DailyCaring.com lists these possible causes of loss of appetite in older adults:
- Loss of taste
- Lack of routine
- Lack of exercise
- Inability to prepare meals
- Difficulty chewing, swallowing or eating independently
- Sensitivity to smells
In addition, dental issues can make it difficult to eat. The side effects of medications can be a factor. Poor digestion also can cause loss of appetite in older adults. And there are more serious health conditions that also can be to blame, such as:
- Alzheimer’s disease
- Kidney disease
- Multiple sclerosis
- Chronic liver disease
- Changes to salivary glands
- A thyroid disorder
As with any physical change in your older loved one, seeing a physician is an important step to determine the root cause. Seeking medical advice can give you the answers you need.
You also might try having a conversation about why they don’t seem to be interested in eating lately. It could be something like boredom or inability to get to the market for ingredients, or it could be they don’t even realize they are avoiding meals.

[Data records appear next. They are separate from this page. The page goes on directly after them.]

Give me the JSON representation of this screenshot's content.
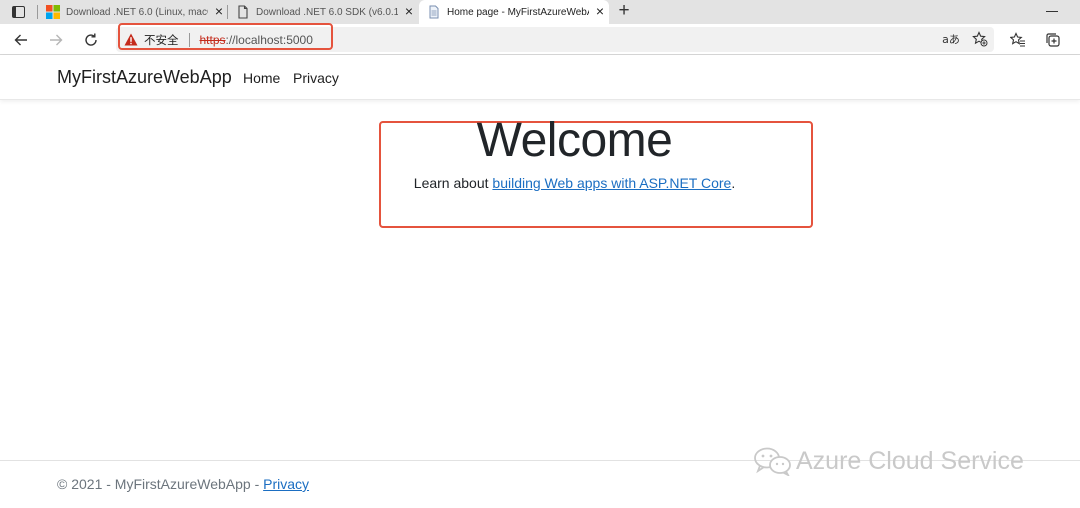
{
  "browser": {
    "tabs": [
      {
        "title": "Download .NET 6.0 (Linux, macO",
        "icon": "microsoft-logo-icon",
        "active": false
      },
      {
        "title": "Download .NET 6.0 SDK (v6.0.10",
        "icon": "document-icon",
        "active": false
      },
      {
        "title": "Home page - MyFirstAzureWebA",
        "icon": "page-icon",
        "active": true
      }
    ],
    "address": {
      "security_label": "不安全",
      "url_scheme": "https",
      "url_rest": "://localhost:5000"
    },
    "toolbar_icons": [
      "back-arrow-icon",
      "forward-arrow-icon",
      "refresh-icon",
      "read-aloud-icon",
      "add-favorite-icon",
      "favorites-icon",
      "collections-icon"
    ]
  },
  "app": {
    "brand": "MyFirstAzureWebApp",
    "nav": {
      "home": "Home",
      "privacy": "Privacy"
    },
    "main": {
      "heading": "Welcome",
      "learn_prefix": "Learn about ",
      "learn_link": "building Web apps with ASP.NET Core",
      "learn_suffix": "."
    },
    "footer": {
      "text": "© 2021 - MyFirstAzureWebApp - ",
      "link": "Privacy"
    }
  },
  "watermark": {
    "text": "Azure Cloud Service"
  },
  "colors": {
    "highlight": "#e5533d",
    "link": "#1b6ec2",
    "insecure": "#c42b1c"
  }
}
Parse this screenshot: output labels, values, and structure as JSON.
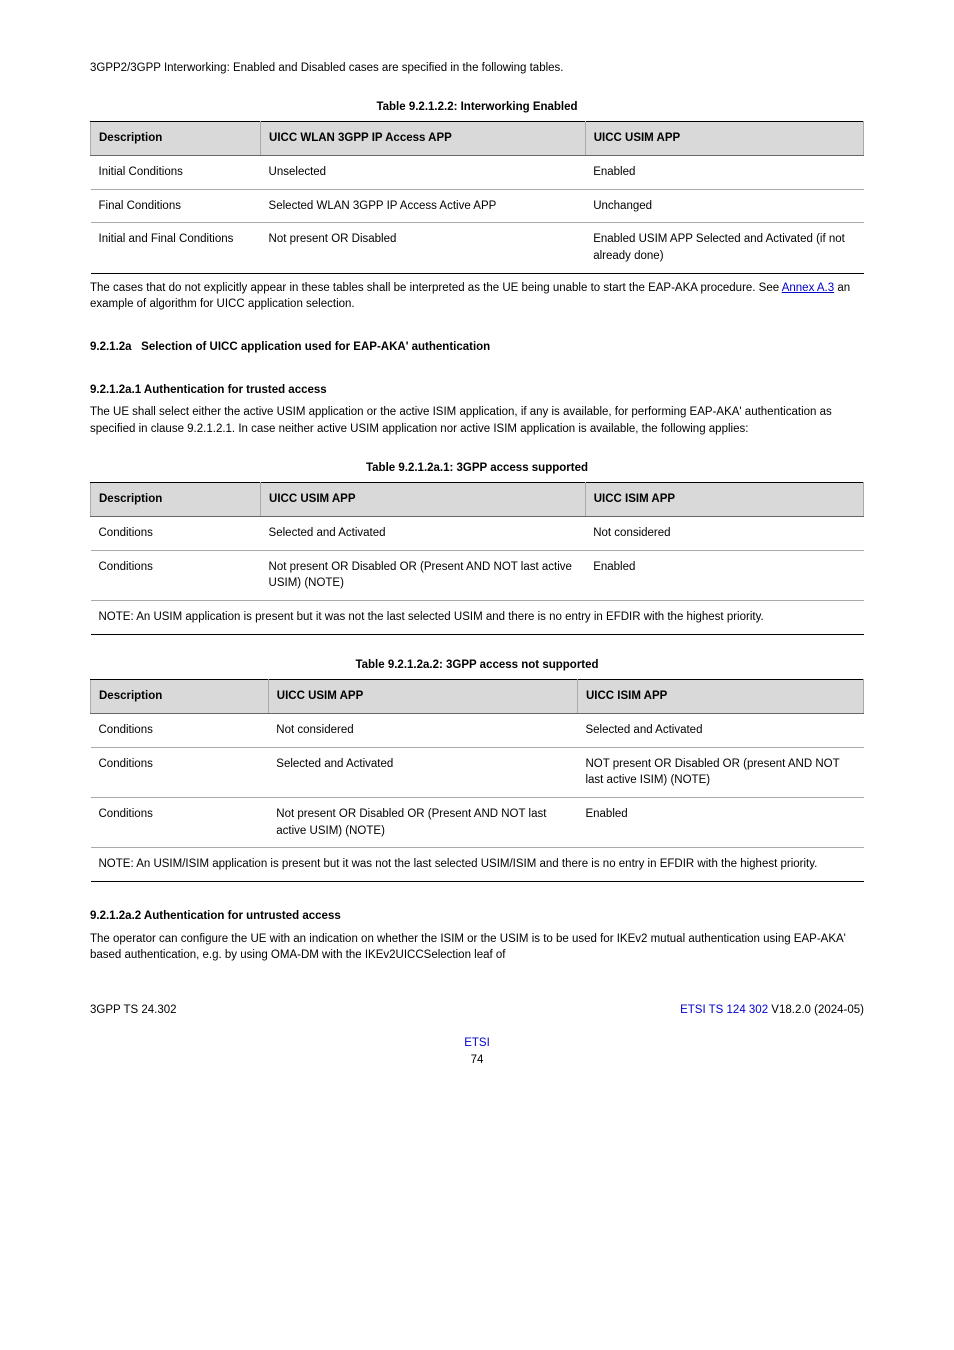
{
  "para1": "3GPP2/3GPP Interworking: Enabled and Disabled cases are specified in the following tables.",
  "table122": {
    "title": "Table 9.2.1.2.2: Interworking Enabled",
    "headers": [
      "Description",
      "UICC WLAN 3GPP IP Access APP",
      "UICC USIM APP"
    ],
    "rows": [
      [
        "Initial Conditions",
        "Unselected",
        "Enabled"
      ],
      [
        "Final Conditions",
        "Selected WLAN 3GPP IP Access Active APP",
        "Unchanged"
      ],
      [
        "Initial and Final Conditions",
        "Not present OR Disabled",
        "Enabled USIM APP Selected and Activated (if not already done)"
      ]
    ]
  },
  "table_note_pre": "The cases that do not explicitly appear in these tables shall be interpreted as the UE being unable to start the EAP-AKA procedure. See",
  "table_note_link": "Annex A.3",
  "table_note_post": " an example of algorithm for UICC application selection.",
  "heading921_num": "9.2.1.2a",
  "heading921_txt": "Selection of UICC application used for EAP-AKA' authentication",
  "heading921a1": "9.2.1.2a.1  Authentication for trusted access",
  "heading921a1_body": "The UE shall select either the active USIM application or the active ISIM application, if any is available, for performing EAP-AKA' authentication as specified in clause 9.2.1.2.1. In case neither active USIM application nor active ISIM application is available, the following applies:",
  "table12a1": {
    "title": "Table 9.2.1.2a.1: 3GPP access supported",
    "headers": [
      "Description",
      "UICC USIM APP",
      "UICC ISIM APP"
    ],
    "rows": [
      [
        "Conditions",
        "Selected and Activated",
        "Not considered"
      ],
      [
        "Conditions",
        "Not present OR Disabled OR (Present AND NOT last active USIM) (NOTE)",
        "Enabled"
      ]
    ],
    "note": "NOTE: An USIM application is present but it was not the last selected USIM and there is no entry in EFDIR with the highest priority."
  },
  "table12a2": {
    "title": "Table 9.2.1.2a.2: 3GPP access not supported",
    "headers": [
      "Description",
      "UICC USIM APP",
      "UICC ISIM APP"
    ],
    "rows": [
      [
        "Conditions",
        "Not considered",
        "Selected and Activated"
      ],
      [
        "Conditions",
        "Selected and Activated",
        "NOT present OR Disabled OR (present AND NOT last active ISIM) (NOTE)"
      ],
      [
        "Conditions",
        "Not present OR Disabled OR (Present AND NOT last active USIM) (NOTE)",
        "Enabled"
      ]
    ],
    "note": "NOTE: An USIM/ISIM application is present but it was not the last selected USIM/ISIM and there is no entry in EFDIR with the highest priority."
  },
  "heading921a2": "9.2.1.2a.2  Authentication for untrusted access",
  "heading921a2_body": "The operator can configure the UE with an indication on whether the ISIM or the USIM is to be used for IKEv2 mutual authentication using EAP-AKA' based authentication, e.g. by using OMA-DM with the IKEv2UICCSelection leaf of",
  "footer": {
    "left": "3GPP TS 24.302",
    "right_label": "ETSI TS 124 302 ",
    "right_version": "V18.2.0 (2024-05)",
    "link_inline": "ETSI",
    "pagenum": "74"
  }
}
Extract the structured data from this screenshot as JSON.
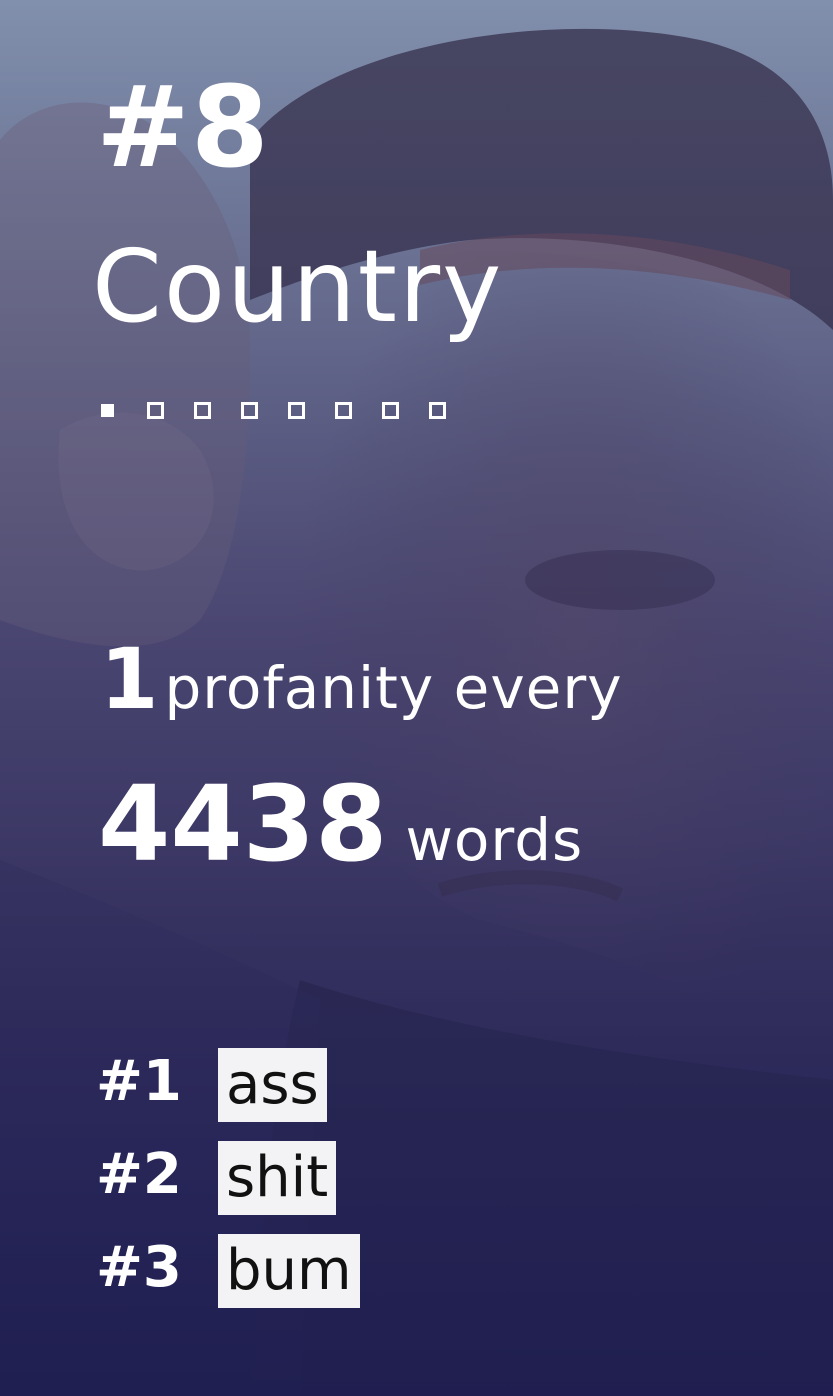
{
  "rank": "#8",
  "genre": "Country",
  "rank_squares": {
    "total": 8,
    "filled": 1
  },
  "stat": {
    "count": "1",
    "count_text": "profanity every",
    "words": "4438",
    "words_text": "words"
  },
  "top_words": [
    {
      "rank": "#1",
      "word": "ass"
    },
    {
      "rank": "#2",
      "word": "shit"
    },
    {
      "rank": "#3",
      "word": "bum"
    }
  ],
  "colors": {
    "text": "#ffffff",
    "word_chip_bg": "#f3f3f5",
    "word_chip_text": "#111111",
    "background_top": "#8190ad",
    "background_bottom": "#201f52"
  }
}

Strategies for helping improve a senior’s appetite
A few suggestions for helping an older adult improve their appetite include:
- Instead of three large meals a day, consider serving smaller, more frequent meals. Keep high-protein snacks around as well.
- Concentrate on foods with a higher vitamin and mineral content, such as peanut or nut butters, avocados, finely chopped meat, cheese or eggs, and fruits and vegetables.
- Try finger foods, especially if your Mom or Dad is having trouble using utensils. Foods to try include chicken fingers, fish sticks, or raw vegetables such as carrots, broccoli or bell pepper strips.
- Add some smoothies to the daily diet. It’s easy to add healthy foods like blueberries, banana, non-fat yogurt, and even protein power for a delicious result. This works especially well when a senior is having difficulty chewing foods
- Increase physical activity. If possible, take your parent for a daily walk outdoors or try some chair exercises to help get their heart rate up.
- Make sure they are hydrated. Some people lose their sense of thirst as they age, which can have a big impact on their level of hydration. When a person is dehydrated, they can experience weakness, diarrhea, vomiting and fever, all of which will impact their appetite.
Eating well is an important part of overall wellness
And at St. Mark Village in Palm Harbor, Florida, our Wellness Matters program focuses on the whole person. Our professionals work with residents to create and implement customized wellness plans to achieve their wellness goal, including proper nutrition.
Let us tell you more about how living in our community can enhance healthy aging, backed by the reassurance of seamless access to future care options.